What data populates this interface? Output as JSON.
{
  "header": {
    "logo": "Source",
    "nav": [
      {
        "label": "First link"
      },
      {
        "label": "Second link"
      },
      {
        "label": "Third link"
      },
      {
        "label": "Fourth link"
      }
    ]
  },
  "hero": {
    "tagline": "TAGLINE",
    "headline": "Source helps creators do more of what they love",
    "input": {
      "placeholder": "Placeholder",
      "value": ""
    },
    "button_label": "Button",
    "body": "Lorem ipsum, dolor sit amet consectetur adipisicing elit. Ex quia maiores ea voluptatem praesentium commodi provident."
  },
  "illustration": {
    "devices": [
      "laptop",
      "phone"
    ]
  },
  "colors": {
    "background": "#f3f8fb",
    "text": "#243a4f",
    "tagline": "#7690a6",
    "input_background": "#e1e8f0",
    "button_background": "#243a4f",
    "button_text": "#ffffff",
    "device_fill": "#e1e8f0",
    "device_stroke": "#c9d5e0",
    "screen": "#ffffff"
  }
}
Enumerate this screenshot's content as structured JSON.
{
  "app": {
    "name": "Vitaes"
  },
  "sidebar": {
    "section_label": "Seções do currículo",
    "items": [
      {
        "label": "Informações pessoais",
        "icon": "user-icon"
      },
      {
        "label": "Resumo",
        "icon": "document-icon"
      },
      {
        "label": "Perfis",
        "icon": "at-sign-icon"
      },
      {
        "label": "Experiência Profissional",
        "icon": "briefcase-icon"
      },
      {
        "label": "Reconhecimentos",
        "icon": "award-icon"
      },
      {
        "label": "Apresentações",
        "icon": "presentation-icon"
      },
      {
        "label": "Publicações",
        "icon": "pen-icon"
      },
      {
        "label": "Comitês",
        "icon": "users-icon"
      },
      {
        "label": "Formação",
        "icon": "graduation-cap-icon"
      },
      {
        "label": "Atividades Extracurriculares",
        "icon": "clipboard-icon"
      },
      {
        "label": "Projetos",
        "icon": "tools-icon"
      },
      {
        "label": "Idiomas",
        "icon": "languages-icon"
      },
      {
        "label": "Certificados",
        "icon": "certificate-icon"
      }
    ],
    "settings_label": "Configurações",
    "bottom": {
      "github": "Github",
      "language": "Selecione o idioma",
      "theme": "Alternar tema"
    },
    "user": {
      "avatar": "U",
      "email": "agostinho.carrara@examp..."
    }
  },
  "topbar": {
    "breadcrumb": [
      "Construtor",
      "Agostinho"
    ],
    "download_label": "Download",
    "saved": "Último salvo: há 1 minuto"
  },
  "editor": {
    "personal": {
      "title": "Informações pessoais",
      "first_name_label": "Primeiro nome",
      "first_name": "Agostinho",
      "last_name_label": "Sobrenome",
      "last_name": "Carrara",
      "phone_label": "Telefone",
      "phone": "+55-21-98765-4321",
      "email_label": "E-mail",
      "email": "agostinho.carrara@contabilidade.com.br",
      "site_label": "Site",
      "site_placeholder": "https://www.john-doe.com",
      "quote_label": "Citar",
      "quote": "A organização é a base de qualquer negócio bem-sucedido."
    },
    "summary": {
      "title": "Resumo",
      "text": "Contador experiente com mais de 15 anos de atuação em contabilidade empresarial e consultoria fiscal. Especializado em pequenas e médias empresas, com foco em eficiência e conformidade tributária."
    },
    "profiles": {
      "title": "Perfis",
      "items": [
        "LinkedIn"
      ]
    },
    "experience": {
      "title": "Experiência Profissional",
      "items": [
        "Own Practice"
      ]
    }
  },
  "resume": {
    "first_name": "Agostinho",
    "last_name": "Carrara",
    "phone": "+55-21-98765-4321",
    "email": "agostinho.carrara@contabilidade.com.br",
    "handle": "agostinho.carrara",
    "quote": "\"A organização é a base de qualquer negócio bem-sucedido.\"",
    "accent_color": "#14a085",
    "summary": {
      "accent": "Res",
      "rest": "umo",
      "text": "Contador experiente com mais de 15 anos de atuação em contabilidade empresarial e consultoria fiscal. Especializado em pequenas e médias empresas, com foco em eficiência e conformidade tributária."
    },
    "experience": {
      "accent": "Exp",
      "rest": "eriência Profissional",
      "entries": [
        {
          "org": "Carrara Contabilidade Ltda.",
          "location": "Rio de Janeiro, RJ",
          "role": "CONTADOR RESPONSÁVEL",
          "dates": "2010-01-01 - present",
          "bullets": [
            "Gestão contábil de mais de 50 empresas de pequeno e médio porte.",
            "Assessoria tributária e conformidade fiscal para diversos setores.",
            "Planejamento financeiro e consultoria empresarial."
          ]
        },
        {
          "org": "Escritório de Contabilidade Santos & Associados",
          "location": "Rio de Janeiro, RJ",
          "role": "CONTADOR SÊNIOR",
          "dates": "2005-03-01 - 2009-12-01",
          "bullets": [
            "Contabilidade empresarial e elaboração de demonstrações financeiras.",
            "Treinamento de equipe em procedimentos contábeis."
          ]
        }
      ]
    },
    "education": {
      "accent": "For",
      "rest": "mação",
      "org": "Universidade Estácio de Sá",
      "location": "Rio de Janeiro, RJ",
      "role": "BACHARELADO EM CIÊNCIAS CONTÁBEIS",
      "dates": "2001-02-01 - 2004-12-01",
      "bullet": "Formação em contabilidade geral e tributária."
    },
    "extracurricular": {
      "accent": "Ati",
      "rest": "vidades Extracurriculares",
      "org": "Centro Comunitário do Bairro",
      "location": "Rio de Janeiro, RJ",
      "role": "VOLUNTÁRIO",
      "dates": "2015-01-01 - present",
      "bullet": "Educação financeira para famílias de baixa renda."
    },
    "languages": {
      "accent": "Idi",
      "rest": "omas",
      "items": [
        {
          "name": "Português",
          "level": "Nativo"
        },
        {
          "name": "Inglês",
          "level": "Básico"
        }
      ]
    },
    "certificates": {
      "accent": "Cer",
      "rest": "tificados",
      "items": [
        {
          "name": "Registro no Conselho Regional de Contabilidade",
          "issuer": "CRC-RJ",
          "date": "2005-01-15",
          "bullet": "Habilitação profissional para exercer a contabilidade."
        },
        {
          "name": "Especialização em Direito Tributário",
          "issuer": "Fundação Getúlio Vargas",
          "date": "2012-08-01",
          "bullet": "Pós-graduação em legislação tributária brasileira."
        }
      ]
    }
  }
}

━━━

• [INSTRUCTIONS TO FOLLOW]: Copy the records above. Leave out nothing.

• [YOUR RESPONSE]:
What data populates this interface? Output as JSON.
{
  "header": {
    "logo": "Source",
    "nav": [
      {
        "label": "First link"
      },
      {
        "label": "Second link"
      },
      {
        "label": "Third link"
      },
      {
        "label": "Fourth link"
      }
    ]
  },
  "hero": {
    "tagline": "TAGLINE",
    "headline": "Source helps creators do more of what they love",
    "input": {
      "placeholder": "Placeholder",
      "value": ""
    },
    "button_label": "Button",
    "body": "Lorem ipsum, dolor sit amet consectetur adipisicing elit. Ex quia maiores ea voluptatem praesentium commodi provident."
  },
  "illustration": {
    "devices": [
      "laptop",
      "phone"
    ]
  },
  "colors": {
    "background": "#f3f8fb",
    "text": "#243a4f",
    "tagline": "#7690a6",
    "input_background": "#e1e8f0",
    "button_background": "#243a4f",
    "button_text": "#ffffff",
    "device_fill": "#e1e8f0",
    "device_stroke": "#c9d5e0",
    "screen": "#ffffff"
  }
}
Enumerate this screenshot's content as structured JSON.
{
  "app": {
    "name": "Vitaes"
  },
  "sidebar": {
    "section_label": "Seções do currículo",
    "items": [
      {
        "label": "Informações pessoais",
        "icon": "user-icon"
      },
      {
        "label": "Resumo",
        "icon": "document-icon"
      },
      {
        "label": "Perfis",
        "icon": "at-sign-icon"
      },
      {
        "label": "Experiência Profissional",
        "icon": "briefcase-icon"
      },
      {
        "label": "Reconhecimentos",
        "icon": "award-icon"
      },
      {
        "label": "Apresentações",
        "icon": "presentation-icon"
      },
      {
        "label": "Publicações",
        "icon": "pen-icon"
      },
      {
        "label": "Comitês",
        "icon": "users-icon"
      },
      {
        "label": "Formação",
        "icon": "graduation-cap-icon"
      },
      {
        "label": "Atividades Extracurriculares",
        "icon": "clipboard-icon"
      },
      {
        "label": "Projetos",
        "icon": "tools-icon"
      },
      {
        "label": "Idiomas",
        "icon": "languages-icon"
      },
      {
        "label": "Certificados",
        "icon": "certificate-icon"
      }
    ],
    "settings_label": "Configurações",
    "bottom": {
      "github": "Github",
      "language": "Selecione o idioma",
      "theme": "Alternar tema"
    },
    "user": {
      "avatar": "U",
      "email": "agostinho.carrara@examp..."
    }
  },
  "topbar": {
    "breadcrumb": [
      "Construtor",
      "Agostinho"
    ],
    "download_label": "Download",
    "saved": "Último salvo: há 1 minuto"
  },
  "editor": {
    "personal": {
      "title": "Informações pessoais",
      "first_name_label": "Primeiro nome",
      "first_name": "Agostinho",
      "last_name_label": "Sobrenome",
      "last_name": "Carrara",
      "phone_label": "Telefone",
      "phone": "+55-21-98765-4321",
      "email_label": "E-mail",
      "email": "agostinho.carrara@contabilidade.com.br",
      "site_label": "Site",
      "site_placeholder": "https://www.john-doe.com",
      "quote_label": "Citar",
      "quote": "A organização é a base de qualquer negócio bem-sucedido."
    },
    "summary": {
      "title": "Resumo",
      "text": "Contador experiente com mais de 15 anos de atuação em contabilidade empresarial e consultoria fiscal. Especializado em pequenas e médias empresas, com foco em eficiência e conformidade tributária."
    },
    "profiles": {
      "title": "Perfis",
      "items": [
        "LinkedIn"
      ]
    },
    "experience": {
      "title": "Experiência Profissional",
      "items": [
        "Own Practice"
      ]
    }
  },
  "resume": {
    "first_name": "Agostinho",
    "last_name": "Carrara",
    "phone": "+55-21-98765-4321",
    "email": "agostinho.carrara@contabilidade.com.br",
    "handle": "agostinho.carrara",
    "quote": "\"A organização é a base de qualquer negócio bem-sucedido.\"",
    "accent_color": "#14a085",
    "summary": {
      "accent": "Res",
      "rest": "umo",
      "text": "Contador experiente com mais de 15 anos de atuação em contabilidade empresarial e consultoria fiscal. Especializado em pequenas e médias empresas, com foco em eficiência e conformidade tributária."
    },
    "experience": {
      "accent": "Exp",
      "rest": "eriência Profissional",
      "entries": [
        {
          "org": "Carrara Contabilidade Ltda.",
          "location": "Rio de Janeiro, RJ",
          "role": "CONTADOR RESPONSÁVEL",
          "dates": "2010-01-01 - present",
          "bullets": [
            "Gestão contábil de mais de 50 empresas de pequeno e médio porte.",
            "Assessoria tributária e conformidade fiscal para diversos setores.",
            "Planejamento financeiro e consultoria empresarial."
          ]
        },
        {
          "org": "Escritório de Contabilidade Santos & Associados",
          "location": "Rio de Janeiro, RJ",
          "role": "CONTADOR SÊNIOR",
          "dates": "2005-03-01 - 2009-12-01",
          "bullets": [
            "Contabilidade empresarial e elaboração de demonstrações financeiras.",
            "Treinamento de equipe em procedimentos contábeis."
          ]
        }
      ]
    },
    "education": {
      "accent": "For",
      "rest": "mação",
      "org": "Universidade Estácio de Sá",
      "location": "Rio de Janeiro, RJ",
      "role": "BACHARELADO EM CIÊNCIAS CONTÁBEIS",
      "dates": "2001-02-01 - 2004-12-01",
      "bullet": "Formação em contabilidade geral e tributária."
    },
    "extracurricular": {
      "accent": "Ati",
      "rest": "vidades Extracurriculares",
      "org": "Centro Comunitário do Bairro",
      "location": "Rio de Janeiro, RJ",
      "role": "VOLUNTÁRIO",
      "dates": "2015-01-01 - present",
      "bullet": "Educação financeira para famílias de baixa renda."
    },
    "languages": {
      "accent": "Idi",
      "rest": "omas",
      "items": [
        {
          "name": "Português",
          "level": "Nativo"
        },
        {
          "name": "Inglês",
          "level": "Básico"
        }
      ]
    },
    "certificates": {
      "accent": "Cer",
      "rest": "tificados",
      "items": [
        {
          "name": "Registro no Conselho Regional de Contabilidade",
          "issuer": "CRC-RJ",
          "date": "2005-01-15",
          "bullet": "Habilitação profissional para exercer a contabilidade."
        },
        {
          "name": "Especialização em Direito Tributário",
          "issuer": "Fundação Getúlio Vargas",
          "date": "2012-08-01",
          "bullet": "Pós-graduação em legislação tributária brasileira."
        }
      ]
    }
  }
}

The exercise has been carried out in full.